The next in-person meeting of NERS will be a show-and-tell devoted to prayer rugs—those Islamic rugs and textiles that adopt a niche form associated with prayer, the mihrab on a mosque wall, and the idea of the promise of paradise. Member and frequent speaker Jeff Spurr will begin the session with a twenty-minute introduction to the topic, based on his past work. After Jeff’s introduction, the rest of the meeting will depend on attendee participation—so bring your prayer rugs and textiles!

2022 In-person Meetings

Presenter: Raoul “Mike” Tschebull

Topic: “Sources and Evolution of Transcaucasian Village Rug Design and Color”

Date: Saturday, December 3, 3 p.m. [Moved from November 20.]

Location: Durant-Kenrick House, 286 Waverley Ave. Newton, MA

Abstract:

After 1802, when Russians initiated their takeover of the Transcaucasus, village-based commercial rug weaving began to develop. Designs came from everywhere; sophisticated dye use already had a long history in the area. This combination of fresh designs and expert dyeing yielded rugs that rivaled the beauty of those from any other region or culture. By the 1880s, production of these Transcaucasian rugs had boomed; by about 1920, under intense commercial pressure, it had almost completely crashed. Mike’s presentation will examine the sources and changes in design and color of Transcaucasian village-based commercial rugs over this short period—how these rugs went from world class to pedestrian.

Meeting attendees are invited to bring Transcaucasian rugs for a show-and-tell following Mike’s presentation.

Presenters: Gerard Paquin and Marilyn Denny

Topic: Tours of their collections

Date: Saturday, October 1, 2022

Locations: Hatfield, MA and Amherst, MA

 

As a special event, long-time collectors Gerard and Marilyn have generously agreed to show rugs and related textiles from their respective collections to NERS visitors. Due to space limitations, attendance is limited to two groups of twelve, each group visiting one venue in the morning and the other that afternoon. Reply before September 20 to Lloyd Kannenberg ([email protected]). Should more than 24 members respond, attendees will be selected in order of response (with others wait-listed). Lloyd will send registrants directions to each session, instructions about which session to attend first, and information about lunch between sessions.

Date: Sunday, August 14, Noon EDT 

Location : Gore Place, Waltham, MA

The annual NERS picnic will be held at Gore Place, the lovely grounds of the former governor’s mansion in Waltham, MA. We’ll again have a huge, enclosed tent with water and electricity, adjacent bathroom facilities, tables and chairs for all, and plenty of lawn space for mingling and spreading out rugs. Supply your own picnic lunch, and NERS will provide soft drinks, tea, and coffee.
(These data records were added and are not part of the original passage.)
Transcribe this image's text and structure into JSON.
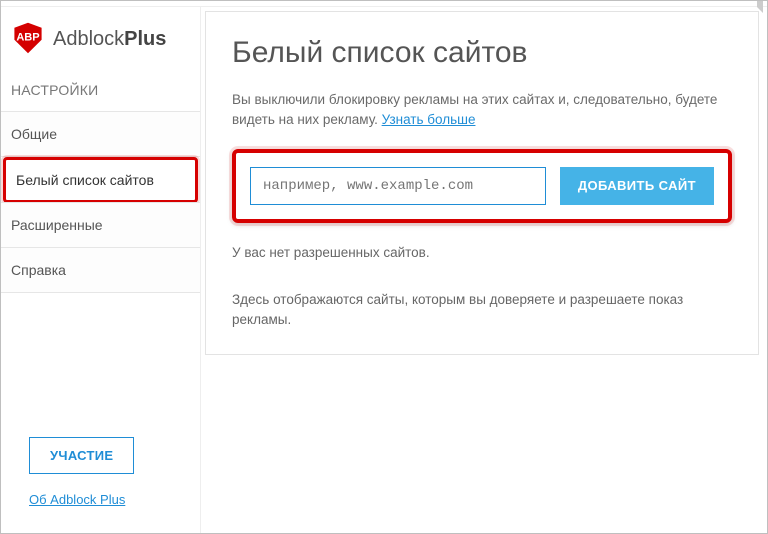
{
  "brand": {
    "name_light": "Adblock",
    "name_bold": "Plus"
  },
  "sidebar": {
    "header": "НАСТРОЙКИ",
    "items": [
      {
        "label": "Общие"
      },
      {
        "label": "Белый список сайтов"
      },
      {
        "label": "Расширенные"
      },
      {
        "label": "Справка"
      }
    ],
    "contribute_label": "УЧАСТИЕ",
    "about_label": "Об Adblock Plus"
  },
  "main": {
    "title": "Белый список сайтов",
    "description_prefix": "Вы выключили блокировку рекламы на этих сайтах и, следовательно, будете видеть на них рекламу. ",
    "learn_more": "Узнать больше",
    "input_placeholder": "например, www.example.com",
    "add_button": "ДОБАВИТЬ САЙТ",
    "empty_msg": "У вас нет разрешенных сайтов.",
    "note": "Здесь отображаются сайты, которым вы доверяете и разрешаете показ рекламы."
  }
}
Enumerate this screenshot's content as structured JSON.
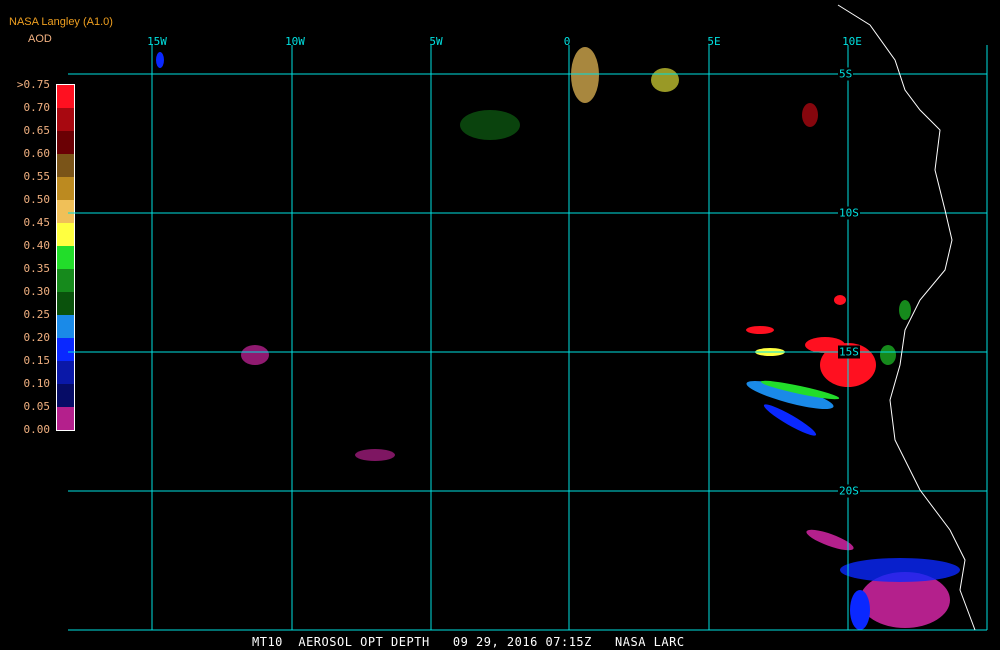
{
  "header": {
    "title": "NASA Langley (A1.0)",
    "variable": "AOD"
  },
  "legend": {
    "labels": [
      ">0.75",
      "0.70",
      "0.65",
      "0.60",
      "0.55",
      "0.50",
      "0.45",
      "0.40",
      "0.35",
      "0.30",
      "0.25",
      "0.20",
      "0.15",
      "0.10",
      "0.05",
      "0.00"
    ],
    "colors": [
      "#ff1020",
      "#a80810",
      "#6a0004",
      "#7a5418",
      "#bc8a20",
      "#f0c058",
      "#ffff40",
      "#22dd2a",
      "#168a1c",
      "#0a520c",
      "#1a8ae8",
      "#0a28ff",
      "#0a18a8",
      "#060c66",
      "#b4208c"
    ]
  },
  "map": {
    "longitude_labels": [
      "15W",
      "10W",
      "5W",
      "0",
      "5E",
      "10E"
    ],
    "latitude_labels": [
      "5S",
      "10S",
      "15S",
      "20S"
    ],
    "grid_color": "#00e0e0",
    "coast_color": "#ffffff"
  },
  "footer": {
    "text": "MT10  AEROSOL OPT DEPTH   09 29, 2016 07:15Z   NASA LARC"
  }
}
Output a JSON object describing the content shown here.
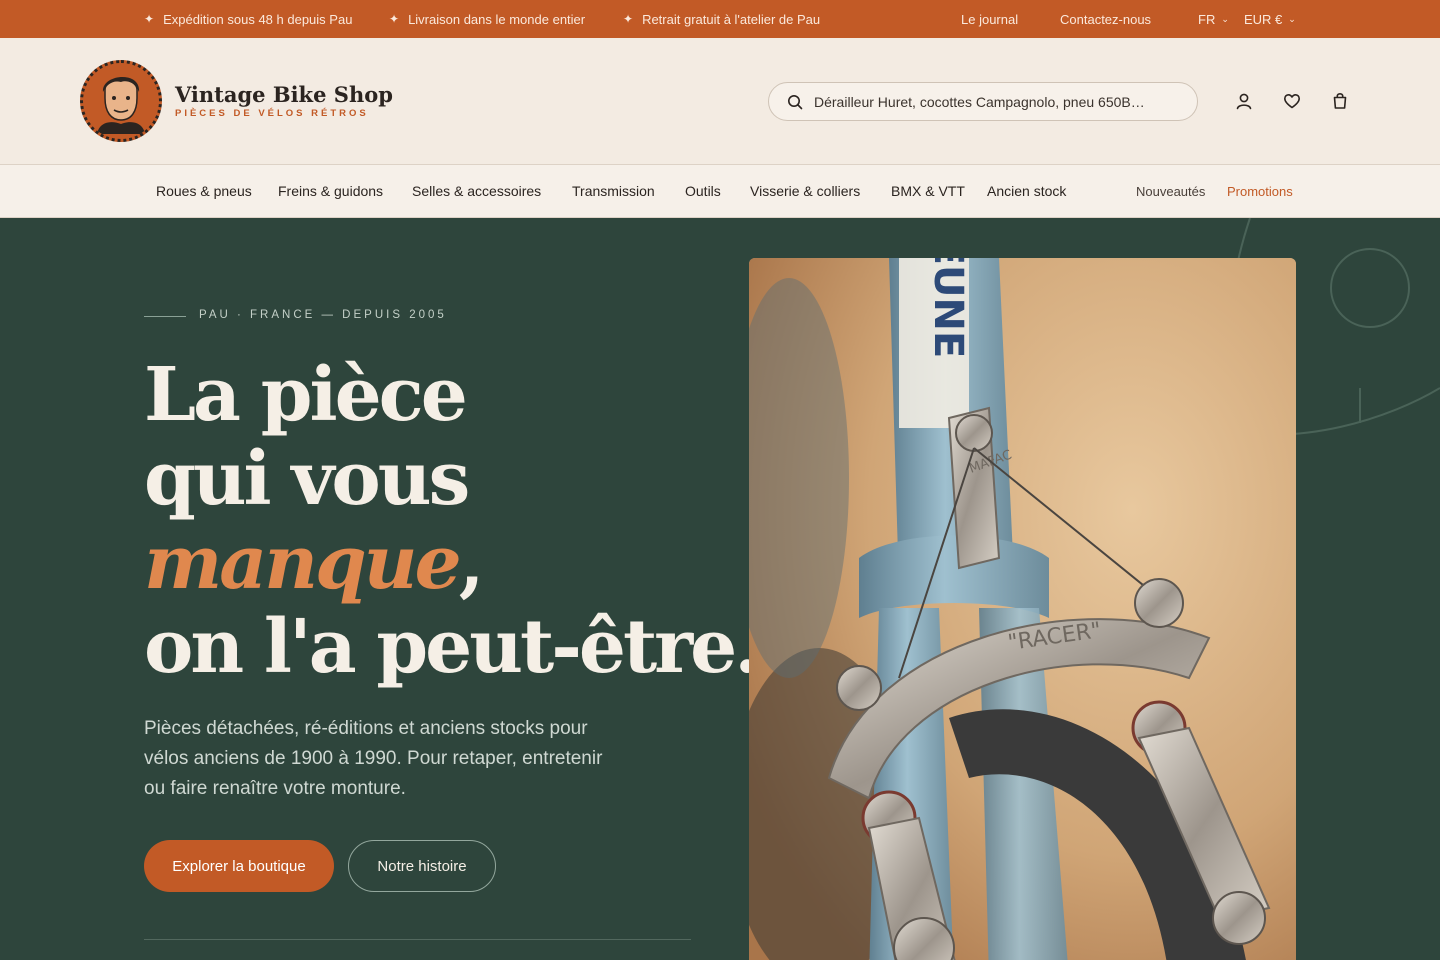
{
  "topbar": {
    "promos": [
      "Expédition sous 48 h depuis Pau",
      "Livraison dans le monde entier",
      "Retrait gratuit à l'atelier de Pau"
    ],
    "links": {
      "journal": "Le journal",
      "contact": "Contactez-nous",
      "language": "FR",
      "currency": "EUR €"
    }
  },
  "header": {
    "brand_name": "Vintage Bike Shop",
    "brand_tagline": "PIÈCES DE VÉLOS RÉTROS",
    "search_placeholder": "Dérailleur Huret, cocottes Campagnolo, pneu 650B…",
    "icons": [
      "user-icon",
      "heart-icon",
      "bag-icon"
    ]
  },
  "nav": {
    "categories": [
      "Roues & pneus",
      "Freins & guidons",
      "Selles & accessoires",
      "Transmission",
      "Outils",
      "Visserie & colliers",
      "BMX & VTT",
      "Ancien stock"
    ],
    "new_label": "Nouveautés",
    "promo_label": "Promotions"
  },
  "hero": {
    "eyebrow": "PAU · FRANCE — DEPUIS 2005",
    "headline": {
      "line1": "La pièce",
      "line2": "qui vous",
      "line3_em": "manque",
      "line3_rest": ",",
      "line4": "on l'a peut-être."
    },
    "lede": "Pièces détachées, ré-éditions et anciens stocks pour vélos anciens de 1900 à 1990. Pour retaper, entretenir ou faire renaître votre monture.",
    "primary_cta": "Explorer la boutique",
    "secondary_cta": "Notre histoire",
    "photo_frame_text": "EUNE",
    "photo_brake_brand": "MAFAC",
    "photo_brake_model": "\"RACER\""
  },
  "colors": {
    "accent": "#c25a26",
    "hero_bg": "#2e453c",
    "cream": "#f3ebe2",
    "highlight": "#e0884e"
  }
}
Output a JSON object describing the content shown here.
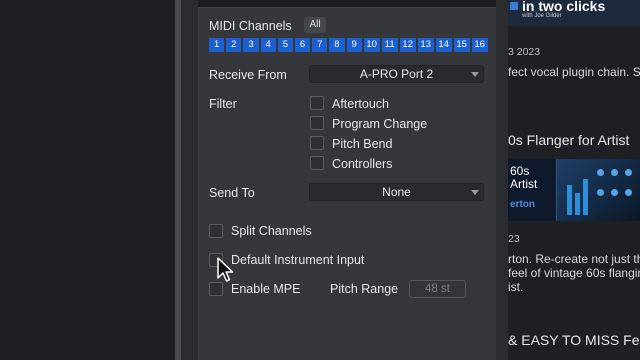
{
  "panel": {
    "midi_channels_label": "MIDI Channels",
    "all_button": "All",
    "channels": [
      "1",
      "2",
      "3",
      "4",
      "5",
      "6",
      "7",
      "8",
      "9",
      "10",
      "11",
      "12",
      "13",
      "14",
      "15",
      "16"
    ],
    "receive_from_label": "Receive From",
    "receive_from_value": "A-PRO Port 2",
    "filter_label": "Filter",
    "filters": [
      "Aftertouch",
      "Program Change",
      "Pitch Bend",
      "Controllers"
    ],
    "send_to_label": "Send To",
    "send_to_value": "None",
    "split_channels": "Split Channels",
    "default_instrument_input": "Default Instrument Input",
    "enable_mpe": "Enable MPE",
    "pitch_range_label": "Pitch Range",
    "pitch_range_value": "48 st"
  },
  "right": {
    "thumb_title": "in two clicks",
    "thumb_sub": "with Joe Gilder",
    "date1": "3 2023",
    "desc1": "fect vocal plugin chain. S",
    "title2": "0s Flanger for Artist",
    "thumb2_line1": "60s",
    "thumb2_line2": "Artist",
    "thumb2_brand": "erton",
    "date2": "23",
    "desc2_line1": "rton. Re-create not just th",
    "desc2_line2": "feel of vintage 60s flangin",
    "desc2_line3": "ist.",
    "title3": "& EASY TO MISS Fe"
  },
  "colors": {
    "accent_blue": "#1b5fd0",
    "panel_bg": "#36373b"
  }
}
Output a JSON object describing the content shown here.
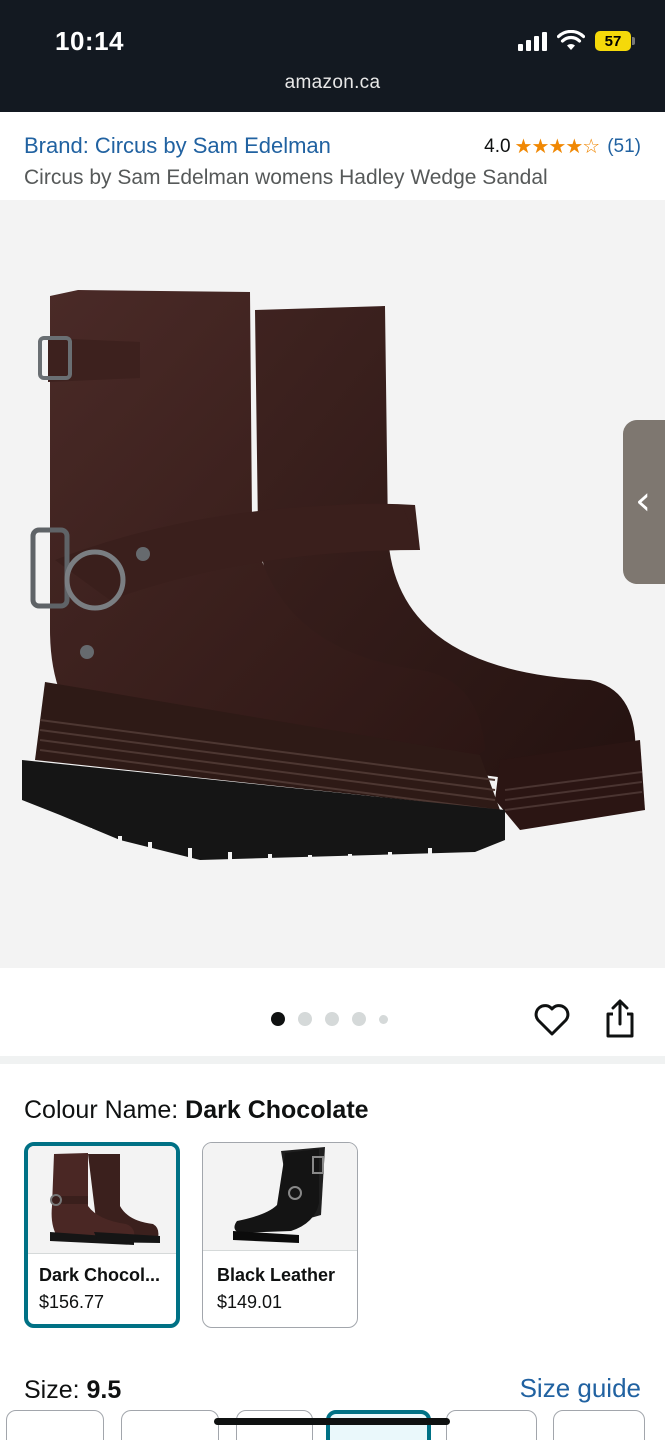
{
  "status_bar": {
    "time": "10:14",
    "battery": "57",
    "battery_color": "#f5d90a"
  },
  "browser": {
    "url": "amazon.ca"
  },
  "product": {
    "brand_link": "Brand: Circus by Sam Edelman",
    "rating_value": "4.0",
    "rating_stars": 4,
    "rating_count": "(51)",
    "title": "Circus by Sam Edelman womens Hadley Wedge Sandal"
  },
  "gallery": {
    "image_count": 5,
    "active_index": 0,
    "icon_prev": "chevron-left-icon",
    "icon_favorite": "heart-icon",
    "icon_share": "share-icon"
  },
  "colour": {
    "label": "Colour Name: ",
    "selected_value": "Dark Chocolate",
    "options": [
      {
        "name": "Dark Chocol...",
        "price": "$156.77",
        "selected": true,
        "color": "#4a2724"
      },
      {
        "name": "Black Leather",
        "price": "$149.01",
        "selected": false,
        "color": "#1a1a1a"
      }
    ]
  },
  "size": {
    "label": "Size: ",
    "selected_value": "9.5",
    "guide_link": "Size guide"
  },
  "colors": {
    "header_bg": "#131921",
    "link": "#2162a1",
    "star": "#f08804",
    "selected_border": "#007185"
  }
}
Lunch will be preceded by the ever-popular moth mart; we invite all members (dealers or not) to bring things to sell, swap, or give away. Past offerings have included rugs, bags and trappings, kilims, and other textiles; books and periodicals; and even tribal jewelry and clothing.

Following lunch, there’s the last show-and-tell of the season. Bring one or two of your treasured items to share with fellow members—mystery textiles or rugs, exotic specimens you think we should know more about, or wonderful new acquisitions you want to show off. 

Presenter: Jeff Spurr

Topic:  “Off the Beaten Path: A Yen for the Obscure in Textiles, Basketry, and Beadwork”

Date: Sunday, May 1, 2022, 3 PM EDT 

Location : Durant-Kenrick House, Newton, MA

Abstract:

On Sunday, May 1, NERS member and frequent speaker Jeff Spurr’s “Off the Beaten Path: A Yen for the Obscure in Textiles, Basketry, and Beadwork” will mark our welcome return to in-person presentations. His talk, originally given to the Hajji Baba Club, New York, in 2013, addresses the whys, wherefores, and history of his collecting, with stories from “the field.” Photographs of the walls of his apartment reveal some of that collecting range and its changes through time, as well as the textiles, beadwork, and basketry representing the traditions that have primarily captured his attention. He could have selected other traditions but here will focus on some that have specially appealed to him—Kashmir shawls, Central Asian textiles, Kuba textiles, Pygmy barkcloths, Kirdi beadwork (from Cameroon), textiles of Sumatra, and textiles, beadwork, and basketry of Borneo.